→ Directions:
Go through the data and copy every line in which "document" appears.

→ Input data:
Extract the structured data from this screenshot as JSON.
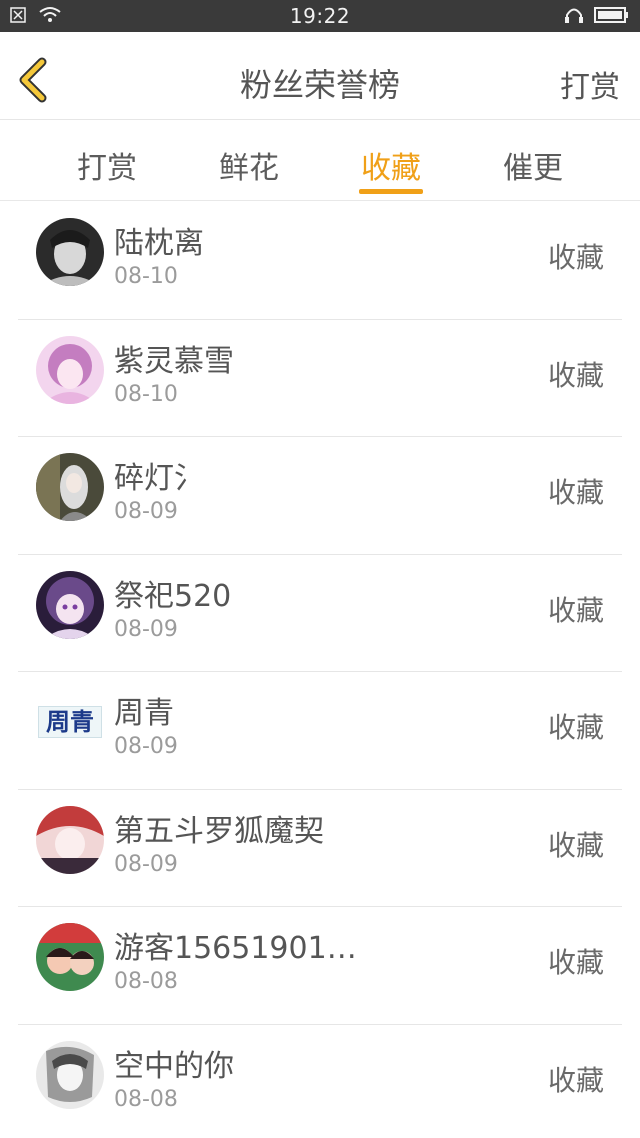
{
  "status_bar": {
    "time": "19:22"
  },
  "header": {
    "title": "粉丝荣誉榜",
    "action_label": "打赏"
  },
  "tabs": [
    {
      "label": "打赏",
      "active": false
    },
    {
      "label": "鲜花",
      "active": false
    },
    {
      "label": "收藏",
      "active": true
    },
    {
      "label": "催更",
      "active": false
    }
  ],
  "list": [
    {
      "name": "陆枕离",
      "date": "08-10",
      "action": "收藏",
      "avatar": "photo-avatar"
    },
    {
      "name": "紫灵慕雪",
      "date": "08-10",
      "action": "收藏",
      "avatar": "anime-avatar"
    },
    {
      "name": "碎灯氵",
      "date": "08-09",
      "action": "收藏",
      "avatar": "photo-avatar"
    },
    {
      "name": "祭祀520",
      "date": "08-09",
      "action": "收藏",
      "avatar": "anime-avatar"
    },
    {
      "name": "周青",
      "date": "08-09",
      "action": "收藏",
      "avatar": "text-avatar",
      "avatar_text": "周青"
    },
    {
      "name": "第五斗罗狐魔契",
      "date": "08-09",
      "action": "收藏",
      "avatar": "anime-avatar"
    },
    {
      "name": "游客15651901…",
      "date": "08-08",
      "action": "收藏",
      "avatar": "photo-avatar"
    },
    {
      "name": "空中的你",
      "date": "08-08",
      "action": "收藏",
      "avatar": "photo-avatar"
    }
  ],
  "colors": {
    "accent": "#f0a018",
    "status_bar": "#3a3a3a",
    "text": "#555555",
    "secondary_text": "#9b9b9b"
  }
}
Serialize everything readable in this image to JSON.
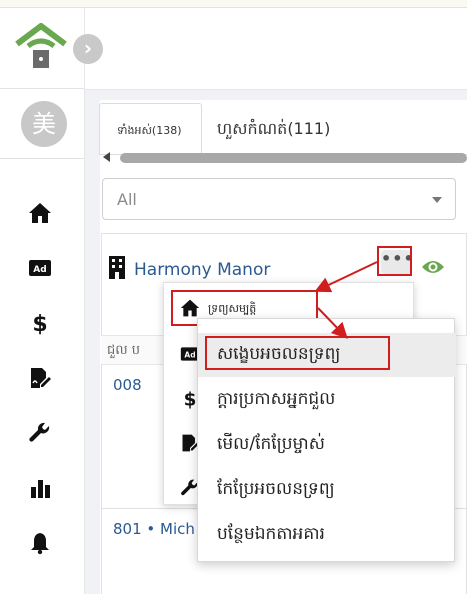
{
  "sidebar": {
    "avatar_text": "美",
    "nav_icons": [
      "home-icon",
      "ad-icon",
      "dollar-icon",
      "document-edit-icon",
      "wrench-icon",
      "bar-chart-icon",
      "bell-icon"
    ],
    "brand_color": "#6aa84f"
  },
  "tabs": {
    "all_label": "ទាំងអស់(138)",
    "expired_label": "ហួសកំណត់(111)"
  },
  "filter": {
    "selected": "All"
  },
  "property": {
    "name": "Harmony Manor",
    "more_label": "•••"
  },
  "table": {
    "column_header": "ជួល ប",
    "rows": [
      {
        "unit": "008"
      },
      {
        "unit": "801 • Mich"
      }
    ]
  },
  "menu": {
    "items": [
      {
        "label": "ទ្រព្យសម្បត្តិ",
        "icon": "home-icon"
      },
      {
        "label": "",
        "icon": "ad-icon"
      },
      {
        "label": "",
        "icon": "dollar-icon"
      },
      {
        "label": "",
        "icon": "document-edit-icon"
      },
      {
        "label": "",
        "icon": "wrench-icon"
      }
    ]
  },
  "submenu": {
    "items": [
      {
        "label": "សង្ខេបអចលនទ្រព្យ"
      },
      {
        "label": "ក្តារប្រកាសអ្នកជួល"
      },
      {
        "label": "មើល/កែប្រែម្ចាស់"
      },
      {
        "label": "កែប្រែអចលនទ្រព្យ"
      },
      {
        "label": "បន្ថែមឯកតាអគារ"
      }
    ]
  },
  "colors": {
    "accent": "#2b5a8f",
    "highlight_red": "#d01d1d",
    "eye_green": "#6aa84f"
  }
}
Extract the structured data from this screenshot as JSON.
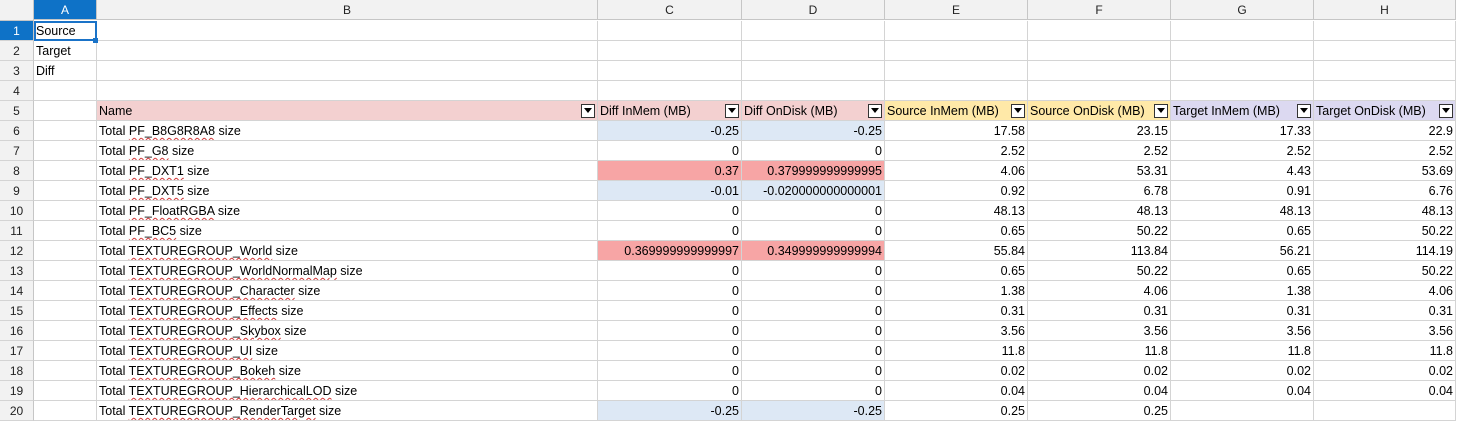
{
  "columns": [
    "A",
    "B",
    "C",
    "D",
    "E",
    "F",
    "G",
    "H"
  ],
  "selected_column": "A",
  "selected_row": "1",
  "row_numbers": [
    "1",
    "2",
    "3",
    "4",
    "5",
    "6",
    "7",
    "8",
    "9",
    "10",
    "11",
    "12",
    "13",
    "14",
    "15",
    "16",
    "17",
    "18",
    "19",
    "20"
  ],
  "legend": [
    "Source",
    "Target",
    "Diff"
  ],
  "headers": {
    "name": "Name",
    "diff_inmem": "Diff InMem (MB)",
    "diff_ondisk": "Diff OnDisk (MB)",
    "source_inmem": "Source InMem (MB)",
    "source_ondisk": "Source OnDisk (MB)",
    "target_inmem": "Target InMem (MB)",
    "target_ondisk": "Target OnDisk (MB)"
  },
  "colors": {
    "name_header": "#f3d0d0",
    "diff_header": "#f3d0d0",
    "source_header": "#ffe9a8",
    "target_header": "#dcd9f1",
    "diff_negative": "#dde8f5",
    "diff_positive": "#f7a5a5",
    "selection": "#1a73c8"
  },
  "rows": [
    {
      "name": "Total PF_B8G8R8A8 size",
      "diff_inmem": "-0.25",
      "diff_ondisk": "-0.25",
      "source_inmem": "17.58",
      "source_ondisk": "23.15",
      "target_inmem": "17.33",
      "target_ondisk": "22.9",
      "hl_c": "neg",
      "hl_d": "neg"
    },
    {
      "name": "Total PF_G8 size",
      "diff_inmem": "0",
      "diff_ondisk": "0",
      "source_inmem": "2.52",
      "source_ondisk": "2.52",
      "target_inmem": "2.52",
      "target_ondisk": "2.52",
      "hl_c": "",
      "hl_d": ""
    },
    {
      "name": "Total PF_DXT1 size",
      "diff_inmem": "0.37",
      "diff_ondisk": "0.379999999999995",
      "source_inmem": "4.06",
      "source_ondisk": "53.31",
      "target_inmem": "4.43",
      "target_ondisk": "53.69",
      "hl_c": "pos",
      "hl_d": "pos"
    },
    {
      "name": "Total PF_DXT5 size",
      "diff_inmem": "-0.01",
      "diff_ondisk": "-0.020000000000001",
      "source_inmem": "0.92",
      "source_ondisk": "6.78",
      "target_inmem": "0.91",
      "target_ondisk": "6.76",
      "hl_c": "neg",
      "hl_d": "neg"
    },
    {
      "name": "Total PF_FloatRGBA size",
      "diff_inmem": "0",
      "diff_ondisk": "0",
      "source_inmem": "48.13",
      "source_ondisk": "48.13",
      "target_inmem": "48.13",
      "target_ondisk": "48.13",
      "hl_c": "",
      "hl_d": ""
    },
    {
      "name": "Total PF_BC5 size",
      "diff_inmem": "0",
      "diff_ondisk": "0",
      "source_inmem": "0.65",
      "source_ondisk": "50.22",
      "target_inmem": "0.65",
      "target_ondisk": "50.22",
      "hl_c": "",
      "hl_d": ""
    },
    {
      "name": "Total TEXTUREGROUP_World size",
      "diff_inmem": "0.369999999999997",
      "diff_ondisk": "0.349999999999994",
      "source_inmem": "55.84",
      "source_ondisk": "113.84",
      "target_inmem": "56.21",
      "target_ondisk": "114.19",
      "hl_c": "pos",
      "hl_d": "pos"
    },
    {
      "name": "Total TEXTUREGROUP_WorldNormalMap size",
      "diff_inmem": "0",
      "diff_ondisk": "0",
      "source_inmem": "0.65",
      "source_ondisk": "50.22",
      "target_inmem": "0.65",
      "target_ondisk": "50.22",
      "hl_c": "",
      "hl_d": ""
    },
    {
      "name": "Total TEXTUREGROUP_Character size",
      "diff_inmem": "0",
      "diff_ondisk": "0",
      "source_inmem": "1.38",
      "source_ondisk": "4.06",
      "target_inmem": "1.38",
      "target_ondisk": "4.06",
      "hl_c": "",
      "hl_d": ""
    },
    {
      "name": "Total TEXTUREGROUP_Effects size",
      "diff_inmem": "0",
      "diff_ondisk": "0",
      "source_inmem": "0.31",
      "source_ondisk": "0.31",
      "target_inmem": "0.31",
      "target_ondisk": "0.31",
      "hl_c": "",
      "hl_d": ""
    },
    {
      "name": "Total TEXTUREGROUP_Skybox size",
      "diff_inmem": "0",
      "diff_ondisk": "0",
      "source_inmem": "3.56",
      "source_ondisk": "3.56",
      "target_inmem": "3.56",
      "target_ondisk": "3.56",
      "hl_c": "",
      "hl_d": ""
    },
    {
      "name": "Total TEXTUREGROUP_UI size",
      "diff_inmem": "0",
      "diff_ondisk": "0",
      "source_inmem": "11.8",
      "source_ondisk": "11.8",
      "target_inmem": "11.8",
      "target_ondisk": "11.8",
      "hl_c": "",
      "hl_d": ""
    },
    {
      "name": "Total TEXTUREGROUP_Bokeh size",
      "diff_inmem": "0",
      "diff_ondisk": "0",
      "source_inmem": "0.02",
      "source_ondisk": "0.02",
      "target_inmem": "0.02",
      "target_ondisk": "0.02",
      "hl_c": "",
      "hl_d": ""
    },
    {
      "name": "Total TEXTUREGROUP_HierarchicalLOD size",
      "diff_inmem": "0",
      "diff_ondisk": "0",
      "source_inmem": "0.04",
      "source_ondisk": "0.04",
      "target_inmem": "0.04",
      "target_ondisk": "0.04",
      "hl_c": "",
      "hl_d": ""
    },
    {
      "name": "Total TEXTUREGROUP_RenderTarget size",
      "diff_inmem": "-0.25",
      "diff_ondisk": "-0.25",
      "source_inmem": "0.25",
      "source_ondisk": "0.25",
      "target_inmem": "",
      "target_ondisk": "",
      "hl_c": "neg",
      "hl_d": "neg"
    }
  ]
}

→ Task response:
      "document-edit-icon",
        "icon": "document-edit-icon"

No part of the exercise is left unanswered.